Sales people tend to be more motivated when they have a sense of ownership and see a strong connection between their efforts and their rewards. Make sure your sales people are being compensated with significant upside potential where they make more money when the business makes more money. The best sales people will often want to work in an environment with lower fixed salaries but higher potential commissions – they will want to bet on their own ability to be successful sellers so they can capture more of their upside.
Collaborate Internally, Compete Externally
Sales people are sometimes pulled to two different extremes that can make it challenging to maintain effective teamwork: competitiveness and complacency. Some sales people are hyper-competitive and are driven to hit their own individual metrics, no matter what happens to the rest of the team. Other lower-performing sales people tend to get complacent – they get too comfortable with just barely meeting expectations and tend to shy away from pushing themselves harder.
To bridge the gap between these two extremes, try to create a sales team culture where everyone understands that they are not technically “competing” against each other – they are competing against your competitors. Sales people should want to collaborate with each other and see each other succeed – if your company is doing well, there should be enough success for everyone. With the right spirit of internal collaboration, your top-performing sales people will be more likely to support and mentor the other sales people on your team, and your lower-performers will be less likely to get complacent and fall behind.
The best sales people are entrepreneurial, and will often have good ideas on how your business can expand your market share and get new customers. Listen to your sales team and reward them for having initiative and bringing new ideas to you. The best sales people want to work independently and will often “manage” themselves, if you give them a lot of trust and leeway to operate in the way they feel is best, based on the customers’ demands. This doesn’t mean you should give your sales team hands-off treatment – definitely stay in communication with them and make sure everyone is making progress with regular benchmarks and updates. But give your sales people lots of leeway, especially the top performers. Sales people don’t want to be micromanaged. If you treat them as partners and experts who have the power to drive your business forward, they will reward your trust.
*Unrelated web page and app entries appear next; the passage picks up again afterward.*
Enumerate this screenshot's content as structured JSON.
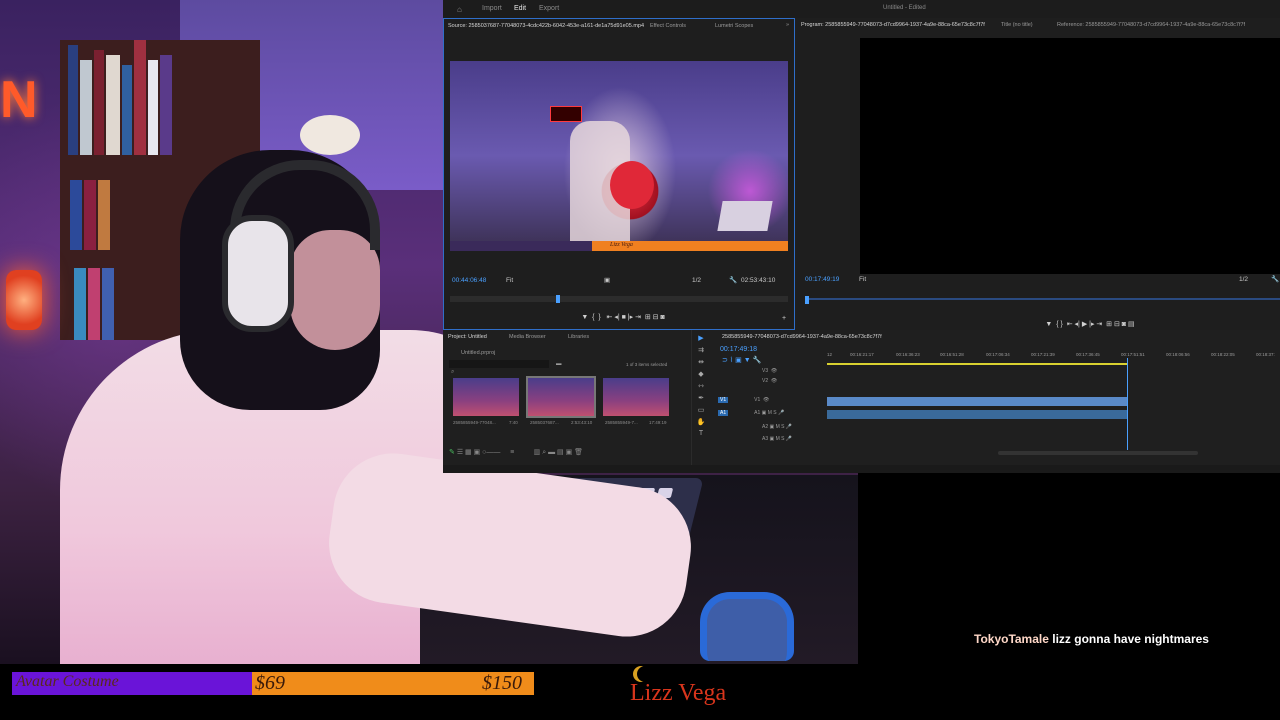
{
  "app": {
    "window_title": "Untitled - Edited",
    "menu": [
      "Import",
      "Edit",
      "Export"
    ],
    "active_menu": "Edit"
  },
  "source": {
    "tab_label": "Source: 2585037687-77048073-4cdc422b-6042-453e-a161-de1a75d91e05.mp4",
    "other_tabs": [
      "Effect Controls",
      "Lumetri Scopes"
    ],
    "timecode": "00:44:06:48",
    "fit": "Fit",
    "scale": "1/2",
    "duration": "02:53:43:10",
    "video_overlay_name": "Lizz Vega"
  },
  "program": {
    "tab_label": "Program: 2585855949-77048073-d7cd9964-1937-4a9e-88ca-65e73c8c7f7f",
    "other_tabs": [
      "Title (no title)",
      "Reference: 2585855949-77048073-d7cd9964-1937-4a9e-88ca-65e73c8c7f7f"
    ],
    "timecode": "00:17:49:19",
    "fit": "Fit",
    "scale": "1/2"
  },
  "project": {
    "tabs": [
      "Project: Untitled",
      "Media Browser",
      "Libraries"
    ],
    "bin": "Untitled.prproj",
    "selection_info": "1 of 3 items selected",
    "clips": [
      {
        "name": "2585855949-77048...",
        "duration": "7:40"
      },
      {
        "name": "2585037687...",
        "duration": "2:53:43:10"
      },
      {
        "name": "2585855949-7...",
        "duration": "17:49:19"
      }
    ]
  },
  "timeline": {
    "tab_label": "2585855949-77048073-d7cd9964-1937-4a9e-88ca-65e73c8c7f7f",
    "timecode": "00:17:49:18",
    "ruler": [
      "12",
      "00:16:21:17",
      "00:16:36:23",
      "00:16:51:28",
      "00:17:06:34",
      "00:17:21:39",
      "00:17:36:45",
      "00:17:51:51",
      "00:18:06:56",
      "00:18:22:05",
      "00:18:37:"
    ],
    "video_tracks": [
      "V3",
      "V2",
      "V1"
    ],
    "audio_tracks": [
      "A1",
      "A2",
      "A3"
    ]
  },
  "overlay": {
    "chat_user": "TokyoTamale",
    "chat_message": "lizz gonna have nightmares",
    "goal_label": "Avatar Costume",
    "goal_current": "$69",
    "goal_max": "$150",
    "goal_progress": 0.46,
    "streamer_logo": "Lizz Vega"
  },
  "colors": {
    "accent_blue": "#2f6ec9",
    "goal_purple": "#6a14d8",
    "goal_orange": "#f08c1a",
    "logo_red": "#d8351c"
  }
}
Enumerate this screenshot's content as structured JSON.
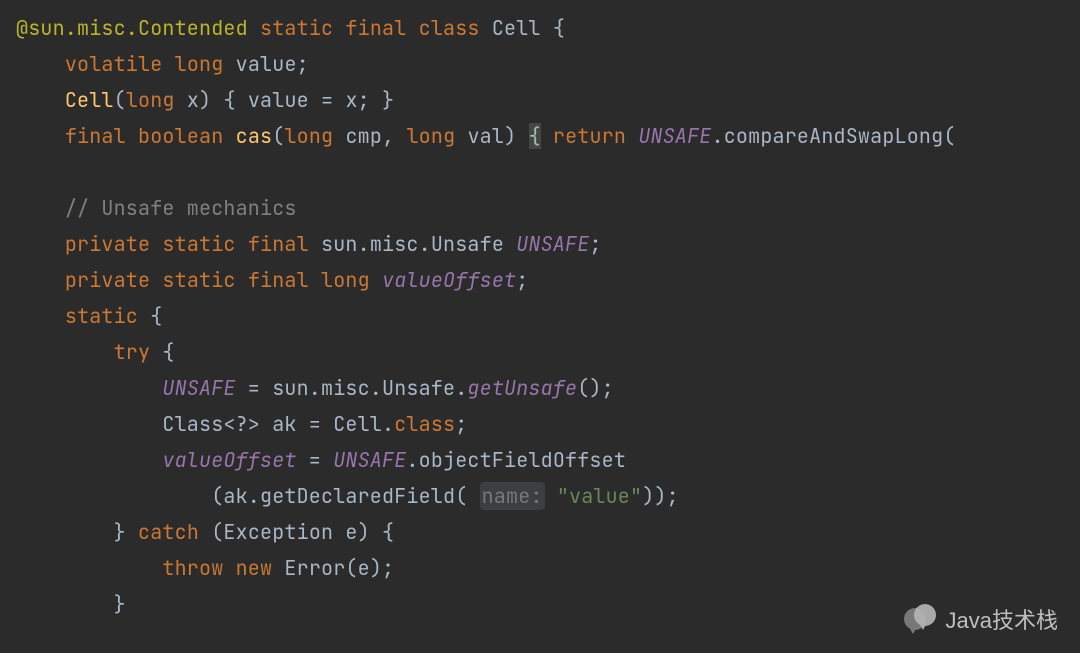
{
  "code": {
    "l1_ann": "@sun.misc.Contended",
    "l1_kw1": "static",
    "l1_kw2": "final",
    "l1_kw3": "class",
    "l1_class": "Cell",
    "l1_brace": "{",
    "l2_kw1": "volatile",
    "l2_kw2": "long",
    "l2_ident": "value",
    "l2_semi": ";",
    "l3_ctor": "Cell",
    "l3_p1": "(",
    "l3_kw": "long",
    "l3_var": "x",
    "l3_p2": ")",
    "l3_body": "{ value = x; }",
    "l4_kw1": "final",
    "l4_kw2": "boolean",
    "l4_method": "cas",
    "l4_p1": "(",
    "l4_kw3": "long",
    "l4_arg1": "cmp",
    "l4_comma": ",",
    "l4_kw4": "long",
    "l4_arg2": "val",
    "l4_p2": ")",
    "l4_brace": "{",
    "l4_kw5": "return",
    "l4_unsafe": "UNSAFE",
    "l4_dot": ".",
    "l4_call": "compareAndSwapLong(",
    "l5_cmt": "// Unsafe mechanics",
    "l6_kw1": "private",
    "l6_kw2": "static",
    "l6_kw3": "final",
    "l6_type": "sun.misc.Unsafe",
    "l6_field": "UNSAFE",
    "l6_semi": ";",
    "l7_kw1": "private",
    "l7_kw2": "static",
    "l7_kw3": "final",
    "l7_kw4": "long",
    "l7_field": "valueOffset",
    "l7_semi": ";",
    "l8_kw": "static",
    "l8_brace": "{",
    "l9_kw": "try",
    "l9_brace": "{",
    "l10_field": "UNSAFE",
    "l10_eq": " = sun.misc.Unsafe.",
    "l10_call": "getUnsafe",
    "l10_end": "();",
    "l11_txt": "Class<?> ak = Cell.",
    "l11_kw": "class",
    "l11_semi": ";",
    "l12_field": "valueOffset",
    "l12_eq": " = ",
    "l12_unsafe": "UNSAFE",
    "l12_dot": ".objectFieldOffset",
    "l13_p1": "(ak.getDeclaredField(",
    "l13_hint": "name:",
    "l13_str": "\"value\"",
    "l13_end": "));",
    "l14_rb": "}",
    "l14_kw": "catch",
    "l14_p1": "(Exception e)",
    "l14_brace": "{",
    "l15_kw1": "throw",
    "l15_kw2": "new",
    "l15_txt": "Error(e)",
    "l15_semi": ";",
    "l16_rb": "}"
  },
  "watermark": {
    "text": "Java技术栈",
    "icon": "wechat-bubbles-icon"
  }
}
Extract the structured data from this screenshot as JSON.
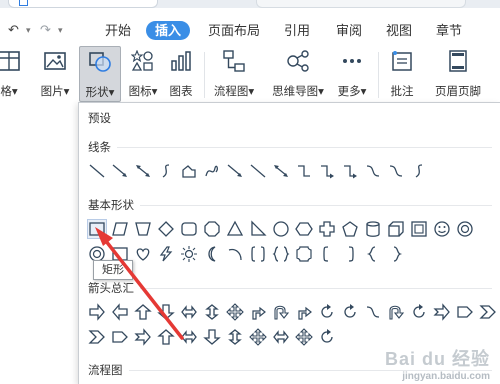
{
  "menubar": {
    "items": [
      "开始",
      "插入",
      "页面布局",
      "引用",
      "审阅",
      "视图",
      "章节"
    ],
    "active": "插入"
  },
  "ribbon": {
    "items": [
      {
        "label": "格▾",
        "icon": "table-icon"
      },
      {
        "label": "图片▾",
        "icon": "picture-icon"
      },
      {
        "label": "形状▾",
        "icon": "shapes-icon"
      },
      {
        "label": "图标▾",
        "icon": "icons-icon"
      },
      {
        "label": "图表",
        "icon": "chart-icon"
      },
      {
        "label": "流程图▾",
        "icon": "flowchart-icon"
      },
      {
        "label": "思维导图▾",
        "icon": "mindmap-icon"
      },
      {
        "label": "更多▾",
        "icon": "more-icon"
      },
      {
        "label": "批注",
        "icon": "comment-icon"
      },
      {
        "label": "页眉页脚",
        "icon": "header-footer-icon"
      }
    ]
  },
  "panel": {
    "title": "预设",
    "sections": {
      "lines": "线条",
      "basic": "基本形状",
      "arrows": "箭头总汇",
      "flow": "流程图"
    },
    "tooltip": "矩形"
  },
  "watermark": {
    "brand": "Bai du 经验",
    "url": "jingyan.baidu.com"
  },
  "colors": {
    "accent": "#3a8ee6",
    "icon_stroke": "#34495e",
    "annotation_arrow": "#e53935"
  }
}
Give Them a “Why”
Today’s younger generation in the workforce, the Millennials, tends to be highly idealistic and they want to have a clear sense of mission for the companies that they work for. Sales people, of course, want to make money – but if you’re trying to recruit and retain top sales performers today, you might also need to clarify and emphasize what it is about your company that is truly special from a “mission” and societal-impact standpoint. What is the idealistic purpose behind your company? What important social purpose does your product or service support? If you can answer those questions, your sales people will have an even more powerful reason to stay motivated.
Working in sales shouldn’t feel like a slog – it should be fun! Keep your sales people motivated by celebrating their successes, big and small. Compensation is a big part of this, but there are other ways to reward and encourage your sales team that go beyond money. Get creative with your celebrations – have a bowling party, bring in cupcakes or an ice cream sundae buffet, get a fake ceremonial “best seller sword” or “sales championship belt” for the best sales performer to carry around or wear like a trophy. There are lots of humorous and heartfelt ways to drive engagement among your team.
Coaching and motivating your sales team is not just about daily activities of calling and building relationships with customers, it’s about building relationships among the members of the team. When the sales team is feeling energized, motivated, and collaborating openly together, they’ll be more likely to get big sales results!